Tort law protects and compensates the individuals who have been injured by the intentional acts, negligence, or recklessness of wrongdoers. A tort is an invasion of a person’s rights that results in harm. Tort law seeks to redress the wrongs done to people, typically by providing monetary compensation.
Tort law requires victims to be compensated by those at fault for harm suffered. Harms can include pain and suffering, loss of wages, property damage, and medical bills. For a tort case to be successful, a victim must prove the following four elements:
Tort law encompasses a wide variety of personal injury cases. Generally, it can be classified into the following categories intentional torts, negligent torts, and strict liability torts.
This type of tort occurs when an entity or individual intentionally commits an act that injures or damages another. For instance, striking someone during a fight is an intentional act that falls under the intentional tort of battery. Sexual abuse, domestic abuse, fraud, trespass, and defamation are also examples of intentional tort.
Injury attorneys handle cases involving negligence more than any other tort. It is the most common type of tort.
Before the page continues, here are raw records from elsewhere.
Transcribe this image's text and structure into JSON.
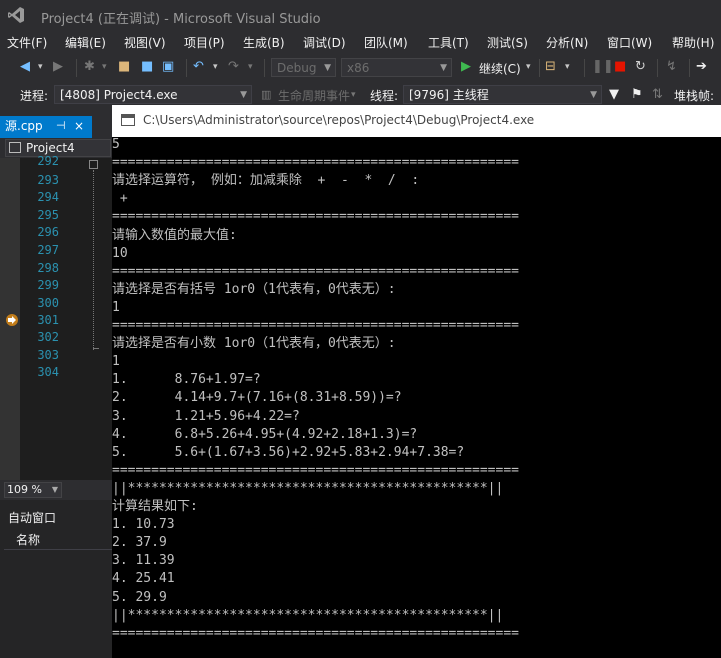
{
  "window": {
    "title": "Project4 (正在调试) - Microsoft Visual Studio"
  },
  "menu": [
    "文件(F)",
    "编辑(E)",
    "视图(V)",
    "项目(P)",
    "生成(B)",
    "调试(D)",
    "团队(M)",
    "工具(T)",
    "测试(S)",
    "分析(N)",
    "窗口(W)",
    "帮助(H)"
  ],
  "toolbar": {
    "config": "Debug",
    "platform": "x86",
    "continue_label": "继续(C)"
  },
  "debugbar": {
    "process_label": "进程:",
    "process_value": "[4808] Project4.exe",
    "lifecycle_label": "生命周期事件",
    "thread_label": "线程:",
    "thread_value": "[9796] 主线程",
    "stackframe_label": "堆栈帧:"
  },
  "editor": {
    "tab_name": "源.cpp",
    "pin_glyph": "⊣",
    "close_glyph": "×",
    "nav_project": "Project4",
    "line_numbers": [
      "292",
      "293",
      "294",
      "295",
      "296",
      "297",
      "298",
      "299",
      "300",
      "301",
      "302",
      "303",
      "304"
    ],
    "zoom": "109 %"
  },
  "autos": {
    "title": "自动窗口",
    "column_name": "名称"
  },
  "console": {
    "title": "C:\\Users\\Administrator\\source\\repos\\Project4\\Debug\\Project4.exe",
    "lines": [
      "5",
      "====================================================",
      "请选择运算符， 例如：加减乘除  +  -  *  /  :",
      " +",
      "====================================================",
      "请输入数值的最大值:",
      "10",
      "====================================================",
      "请选择是否有括号 1or0（1代表有，0代表无）:",
      "1",
      "====================================================",
      "请选择是否有小数 1or0（1代表有，0代表无）:",
      "1",
      "1.      8.76+1.97=?",
      "2.      4.14+9.7+(7.16+(8.31+8.59))=?",
      "3.      1.21+5.96+4.22=?",
      "4.      6.8+5.26+4.95+(4.92+2.18+1.3)=?",
      "5.      5.6+(1.67+3.56)+2.92+5.83+2.94+7.38=?",
      "====================================================",
      "||**********************************************||",
      "计算结果如下:",
      "1. 10.73",
      "2. 37.9",
      "3. 11.39",
      "4. 25.41",
      "5. 29.9",
      "||**********************************************||",
      "===================================================="
    ]
  },
  "colors": {
    "accent": "#007acc",
    "chrome": "#2d2d30",
    "line_number": "#2b91af"
  }
}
Negligence torts involve harm done to people because of the failure of others to exercise the standard of care that reasonable people would exercise in similar circumstances.
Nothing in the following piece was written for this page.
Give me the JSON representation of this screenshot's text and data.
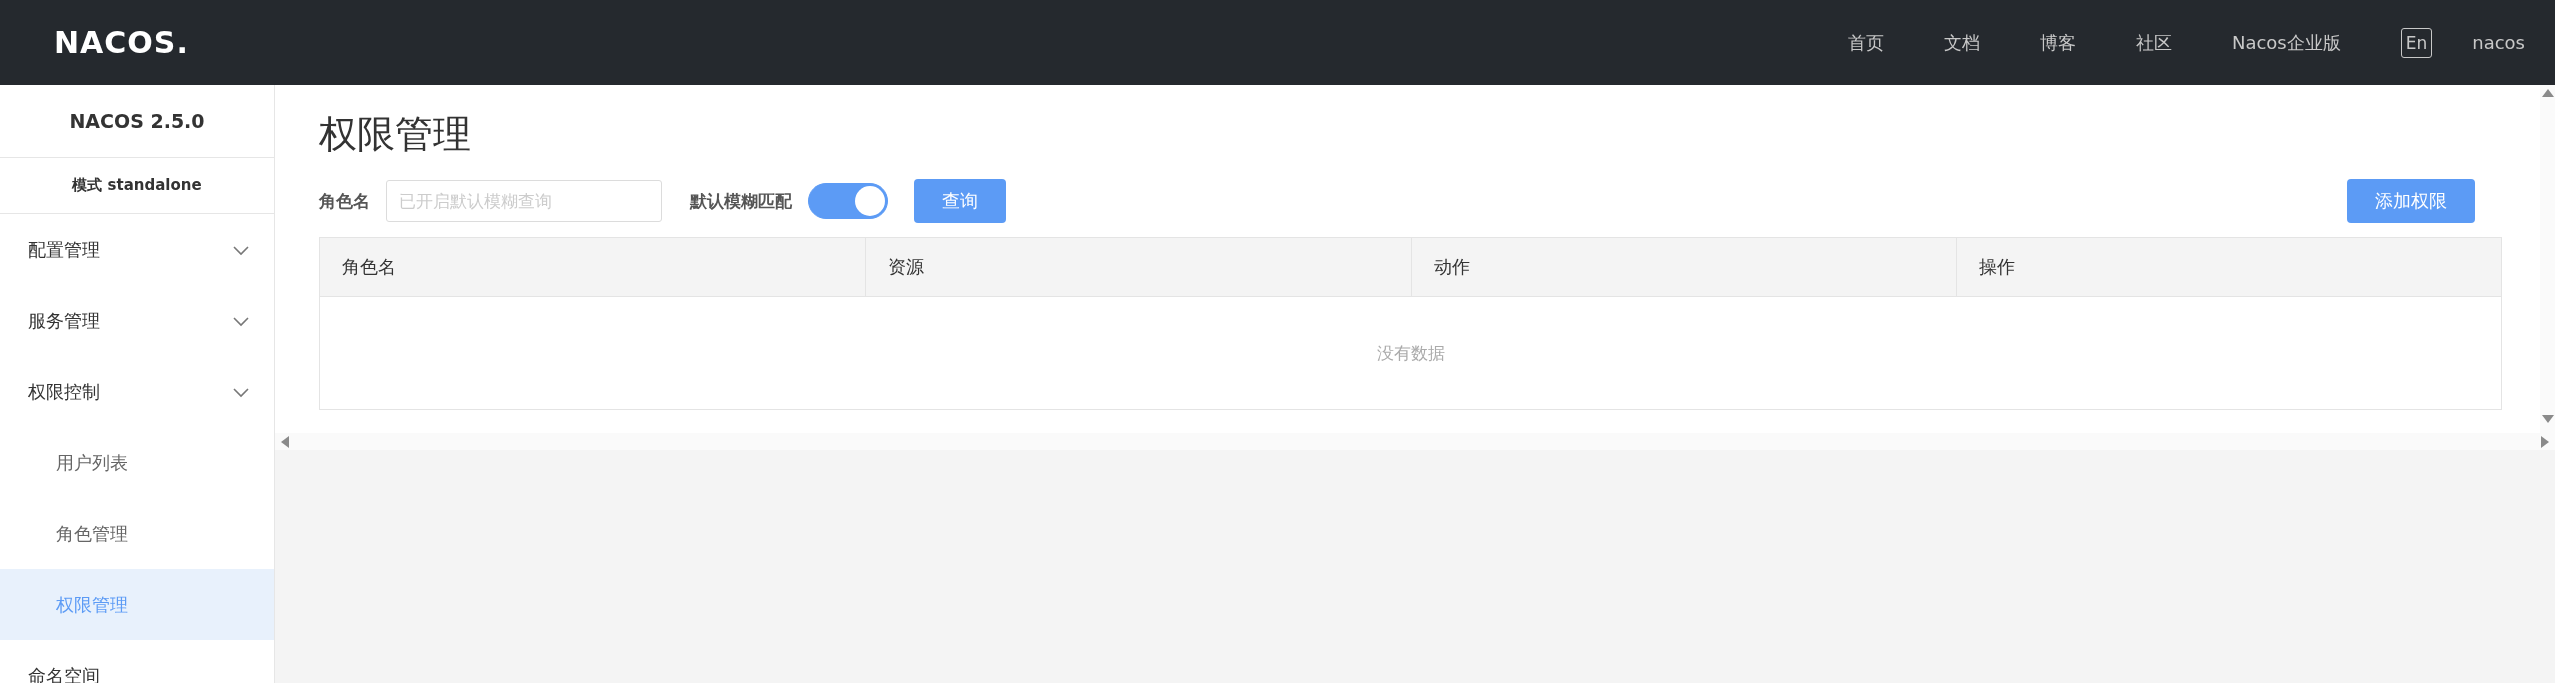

Examples of negligent torts are traffic accidents, slip and fall incidents, and medical malpractice.
In strict liability torts, responsibility for injuries can be imposed on a person or entity without proof of direct fault or negligence. What matters in these cases is the occurrence of an action and the resulting injuries.
In general, tort law helps disclose wrongdoing, compensate injured plaintiffs fairly, and deter unreasonable or dangerous conduct.